Records drawn from a dataset:
........

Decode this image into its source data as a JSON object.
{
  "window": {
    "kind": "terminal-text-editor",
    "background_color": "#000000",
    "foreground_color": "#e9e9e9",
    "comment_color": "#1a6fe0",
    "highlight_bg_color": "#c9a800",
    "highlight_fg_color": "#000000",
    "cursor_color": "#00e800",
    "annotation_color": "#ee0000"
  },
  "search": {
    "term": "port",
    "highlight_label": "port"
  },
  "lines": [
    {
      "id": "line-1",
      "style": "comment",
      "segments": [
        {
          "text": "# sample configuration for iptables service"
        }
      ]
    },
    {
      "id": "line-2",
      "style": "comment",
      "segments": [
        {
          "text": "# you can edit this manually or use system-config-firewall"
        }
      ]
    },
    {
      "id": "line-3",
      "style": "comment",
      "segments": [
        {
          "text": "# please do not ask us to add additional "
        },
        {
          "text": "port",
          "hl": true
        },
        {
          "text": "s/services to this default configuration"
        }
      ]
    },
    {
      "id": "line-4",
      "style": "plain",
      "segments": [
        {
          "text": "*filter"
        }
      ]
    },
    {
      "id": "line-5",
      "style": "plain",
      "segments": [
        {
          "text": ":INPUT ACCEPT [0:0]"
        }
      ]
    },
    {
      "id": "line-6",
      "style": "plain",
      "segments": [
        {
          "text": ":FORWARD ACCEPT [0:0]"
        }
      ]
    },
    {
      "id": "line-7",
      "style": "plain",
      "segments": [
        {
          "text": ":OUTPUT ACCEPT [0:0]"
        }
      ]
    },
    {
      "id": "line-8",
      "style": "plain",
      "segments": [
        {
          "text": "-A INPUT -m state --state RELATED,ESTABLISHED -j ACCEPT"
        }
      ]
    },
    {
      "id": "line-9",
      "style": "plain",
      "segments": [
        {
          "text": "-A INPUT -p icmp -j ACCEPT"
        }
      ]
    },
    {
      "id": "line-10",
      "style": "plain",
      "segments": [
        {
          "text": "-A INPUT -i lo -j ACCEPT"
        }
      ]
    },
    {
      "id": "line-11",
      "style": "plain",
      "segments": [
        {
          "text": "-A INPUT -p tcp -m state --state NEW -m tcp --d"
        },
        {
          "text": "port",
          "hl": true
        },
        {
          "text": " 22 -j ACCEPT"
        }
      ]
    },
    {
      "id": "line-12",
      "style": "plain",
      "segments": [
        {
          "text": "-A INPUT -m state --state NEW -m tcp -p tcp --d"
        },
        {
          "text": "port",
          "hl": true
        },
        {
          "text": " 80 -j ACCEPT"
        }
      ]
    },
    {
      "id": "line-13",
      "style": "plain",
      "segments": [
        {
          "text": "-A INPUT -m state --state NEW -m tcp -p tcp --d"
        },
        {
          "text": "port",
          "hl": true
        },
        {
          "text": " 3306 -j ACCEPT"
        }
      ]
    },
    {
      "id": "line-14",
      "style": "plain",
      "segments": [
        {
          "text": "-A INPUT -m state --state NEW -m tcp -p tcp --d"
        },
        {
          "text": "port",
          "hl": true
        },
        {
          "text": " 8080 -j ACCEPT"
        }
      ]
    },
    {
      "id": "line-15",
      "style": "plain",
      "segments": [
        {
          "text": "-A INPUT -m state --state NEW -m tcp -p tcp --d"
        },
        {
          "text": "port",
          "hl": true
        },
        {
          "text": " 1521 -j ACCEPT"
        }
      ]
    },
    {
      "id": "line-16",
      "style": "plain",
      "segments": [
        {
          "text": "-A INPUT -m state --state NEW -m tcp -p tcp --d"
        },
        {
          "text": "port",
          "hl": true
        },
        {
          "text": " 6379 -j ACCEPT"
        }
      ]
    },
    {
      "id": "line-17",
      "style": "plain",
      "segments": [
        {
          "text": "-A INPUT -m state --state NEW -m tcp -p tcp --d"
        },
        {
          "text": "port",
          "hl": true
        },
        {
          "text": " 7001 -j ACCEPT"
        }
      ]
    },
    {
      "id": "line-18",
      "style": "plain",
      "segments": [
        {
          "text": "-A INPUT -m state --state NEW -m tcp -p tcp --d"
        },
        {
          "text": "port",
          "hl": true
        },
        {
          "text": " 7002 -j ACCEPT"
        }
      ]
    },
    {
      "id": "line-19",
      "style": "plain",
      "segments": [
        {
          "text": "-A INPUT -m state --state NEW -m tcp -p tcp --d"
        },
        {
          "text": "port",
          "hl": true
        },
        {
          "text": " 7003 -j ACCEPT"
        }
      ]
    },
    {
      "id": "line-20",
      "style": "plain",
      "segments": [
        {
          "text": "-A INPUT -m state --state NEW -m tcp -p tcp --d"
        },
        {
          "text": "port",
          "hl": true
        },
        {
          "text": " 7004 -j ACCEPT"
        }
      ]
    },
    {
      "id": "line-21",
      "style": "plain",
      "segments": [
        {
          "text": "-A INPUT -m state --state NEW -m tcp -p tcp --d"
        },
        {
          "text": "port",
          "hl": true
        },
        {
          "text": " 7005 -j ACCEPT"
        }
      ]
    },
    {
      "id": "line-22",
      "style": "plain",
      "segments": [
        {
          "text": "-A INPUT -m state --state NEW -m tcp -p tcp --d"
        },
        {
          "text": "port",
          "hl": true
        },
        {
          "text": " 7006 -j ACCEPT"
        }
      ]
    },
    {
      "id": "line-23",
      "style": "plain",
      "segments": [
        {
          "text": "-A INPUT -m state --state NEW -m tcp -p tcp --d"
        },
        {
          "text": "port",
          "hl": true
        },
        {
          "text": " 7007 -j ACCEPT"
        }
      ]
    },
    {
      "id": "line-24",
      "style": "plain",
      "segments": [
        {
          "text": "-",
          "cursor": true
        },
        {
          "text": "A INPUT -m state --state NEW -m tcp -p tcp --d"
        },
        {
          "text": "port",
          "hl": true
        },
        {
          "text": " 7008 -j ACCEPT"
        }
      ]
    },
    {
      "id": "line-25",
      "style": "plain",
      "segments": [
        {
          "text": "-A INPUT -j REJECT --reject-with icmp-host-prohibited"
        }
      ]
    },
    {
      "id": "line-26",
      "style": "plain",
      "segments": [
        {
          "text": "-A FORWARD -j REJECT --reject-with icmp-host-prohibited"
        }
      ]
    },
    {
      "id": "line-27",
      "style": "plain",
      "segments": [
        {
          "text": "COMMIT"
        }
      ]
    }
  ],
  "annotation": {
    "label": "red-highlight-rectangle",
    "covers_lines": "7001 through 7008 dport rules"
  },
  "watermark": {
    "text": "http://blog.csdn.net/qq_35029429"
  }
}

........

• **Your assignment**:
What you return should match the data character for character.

• **Task solution**:
Decode this image into its source data as a JSON object.
{
  "window": {
    "kind": "terminal-text-editor",
    "background_color": "#000000",
    "foreground_color": "#e9e9e9",
    "comment_color": "#1a6fe0",
    "highlight_bg_color": "#c9a800",
    "highlight_fg_color": "#000000",
    "cursor_color": "#00e800",
    "annotation_color": "#ee0000"
  },
  "search": {
    "term": "port",
    "highlight_label": "port"
  },
  "lines": [
    {
      "id": "line-1",
      "style": "comment",
      "segments": [
        {
          "text": "# sample configuration for iptables service"
        }
      ]
    },
    {
      "id": "line-2",
      "style": "comment",
      "segments": [
        {
          "text": "# you can edit this manually or use system-config-firewall"
        }
      ]
    },
    {
      "id": "line-3",
      "style": "comment",
      "segments": [
        {
          "text": "# please do not ask us to add additional "
        },
        {
          "text": "port",
          "hl": true
        },
        {
          "text": "s/services to this default configuration"
        }
      ]
    },
    {
      "id": "line-4",
      "style": "plain",
      "segments": [
        {
          "text": "*filter"
        }
      ]
    },
    {
      "id": "line-5",
      "style": "plain",
      "segments": [
        {
          "text": ":INPUT ACCEPT [0:0]"
        }
      ]
    },
    {
      "id": "line-6",
      "style": "plain",
      "segments": [
        {
          "text": ":FORWARD ACCEPT [0:0]"
        }
      ]
    },
    {
      "id": "line-7",
      "style": "plain",
      "segments": [
        {
          "text": ":OUTPUT ACCEPT [0:0]"
        }
      ]
    },
    {
      "id": "line-8",
      "style": "plain",
      "segments": [
        {
          "text": "-A INPUT -m state --state RELATED,ESTABLISHED -j ACCEPT"
        }
      ]
    },
    {
      "id": "line-9",
      "style": "plain",
      "segments": [
        {
          "text": "-A INPUT -p icmp -j ACCEPT"
        }
      ]
    },
    {
      "id": "line-10",
      "style": "plain",
      "segments": [
        {
          "text": "-A INPUT -i lo -j ACCEPT"
        }
      ]
    },
    {
      "id": "line-11",
      "style": "plain",
      "segments": [
        {
          "text": "-A INPUT -p tcp -m state --state NEW -m tcp --d"
        },
        {
          "text": "port",
          "hl": true
        },
        {
          "text": " 22 -j ACCEPT"
        }
      ]
    },
    {
      "id": "line-12",
      "style": "plain",
      "segments": [
        {
          "text": "-A INPUT -m state --state NEW -m tcp -p tcp --d"
        },
        {
          "text": "port",
          "hl": true
        },
        {
          "text": " 80 -j ACCEPT"
        }
      ]
    },
    {
      "id": "line-13",
      "style": "plain",
      "segments": [
        {
          "text": "-A INPUT -m state --state NEW -m tcp -p tcp --d"
        },
        {
          "text": "port",
          "hl": true
        },
        {
          "text": " 3306 -j ACCEPT"
        }
      ]
    },
    {
      "id": "line-14",
      "style": "plain",
      "segments": [
        {
          "text": "-A INPUT -m state --state NEW -m tcp -p tcp --d"
        },
        {
          "text": "port",
          "hl": true
        },
        {
          "text": " 8080 -j ACCEPT"
        }
      ]
    },
    {
      "id": "line-15",
      "style": "plain",
      "segments": [
        {
          "text": "-A INPUT -m state --state NEW -m tcp -p tcp --d"
        },
        {
          "text": "port",
          "hl": true
        },
        {
          "text": " 1521 -j ACCEPT"
        }
      ]
    },
    {
      "id": "line-16",
      "style": "plain",
      "segments": [
        {
          "text": "-A INPUT -m state --state NEW -m tcp -p tcp --d"
        },
        {
          "text": "port",
          "hl": true
        },
        {
          "text": " 6379 -j ACCEPT"
        }
      ]
    },
    {
      "id": "line-17",
      "style": "plain",
      "segments": [
        {
          "text": "-A INPUT -m state --state NEW -m tcp -p tcp --d"
        },
        {
          "text": "port",
          "hl": true
        },
        {
          "text": " 7001 -j ACCEPT"
        }
      ]
    },
    {
      "id": "line-18",
      "style": "plain",
      "segments": [
        {
          "text": "-A INPUT -m state --state NEW -m tcp -p tcp --d"
        },
        {
          "text": "port",
          "hl": true
        },
        {
          "text": " 7002 -j ACCEPT"
        }
      ]
    },
    {
      "id": "line-19",
      "style": "plain",
      "segments": [
        {
          "text": "-A INPUT -m state --state NEW -m tcp -p tcp --d"
        },
        {
          "text": "port",
          "hl": true
        },
        {
          "text": " 7003 -j ACCEPT"
        }
      ]
    },
    {
      "id": "line-20",
      "style": "plain",
      "segments": [
        {
          "text": "-A INPUT -m state --state NEW -m tcp -p tcp --d"
        },
        {
          "text": "port",
          "hl": true
        },
        {
          "text": " 7004 -j ACCEPT"
        }
      ]
    },
    {
      "id": "line-21",
      "style": "plain",
      "segments": [
        {
          "text": "-A INPUT -m state --state NEW -m tcp -p tcp --d"
        },
        {
          "text": "port",
          "hl": true
        },
        {
          "text": " 7005 -j ACCEPT"
        }
      ]
    },
    {
      "id": "line-22",
      "style": "plain",
      "segments": [
        {
          "text": "-A INPUT -m state --state NEW -m tcp -p tcp --d"
        },
        {
          "text": "port",
          "hl": true
        },
        {
          "text": " 7006 -j ACCEPT"
        }
      ]
    },
    {
      "id": "line-23",
      "style": "plain",
      "segments": [
        {
          "text": "-A INPUT -m state --state NEW -m tcp -p tcp --d"
        },
        {
          "text": "port",
          "hl": true
        },
        {
          "text": " 7007 -j ACCEPT"
        }
      ]
    },
    {
      "id": "line-24",
      "style": "plain",
      "segments": [
        {
          "text": "-",
          "cursor": true
        },
        {
          "text": "A INPUT -m state --state NEW -m tcp -p tcp --d"
        },
        {
          "text": "port",
          "hl": true
        },
        {
          "text": " 7008 -j ACCEPT"
        }
      ]
    },
    {
      "id": "line-25",
      "style": "plain",
      "segments": [
        {
          "text": "-A INPUT -j REJECT --reject-with icmp-host-prohibited"
        }
      ]
    },
    {
      "id": "line-26",
      "style": "plain",
      "segments": [
        {
          "text": "-A FORWARD -j REJECT --reject-with icmp-host-prohibited"
        }
      ]
    },
    {
      "id": "line-27",
      "style": "plain",
      "segments": [
        {
          "text": "COMMIT"
        }
      ]
    }
  ],
  "annotation": {
    "label": "red-highlight-rectangle",
    "covers_lines": "7001 through 7008 dport rules"
  },
  "watermark": {
    "text": "http://blog.csdn.net/qq_35029429"
  }
}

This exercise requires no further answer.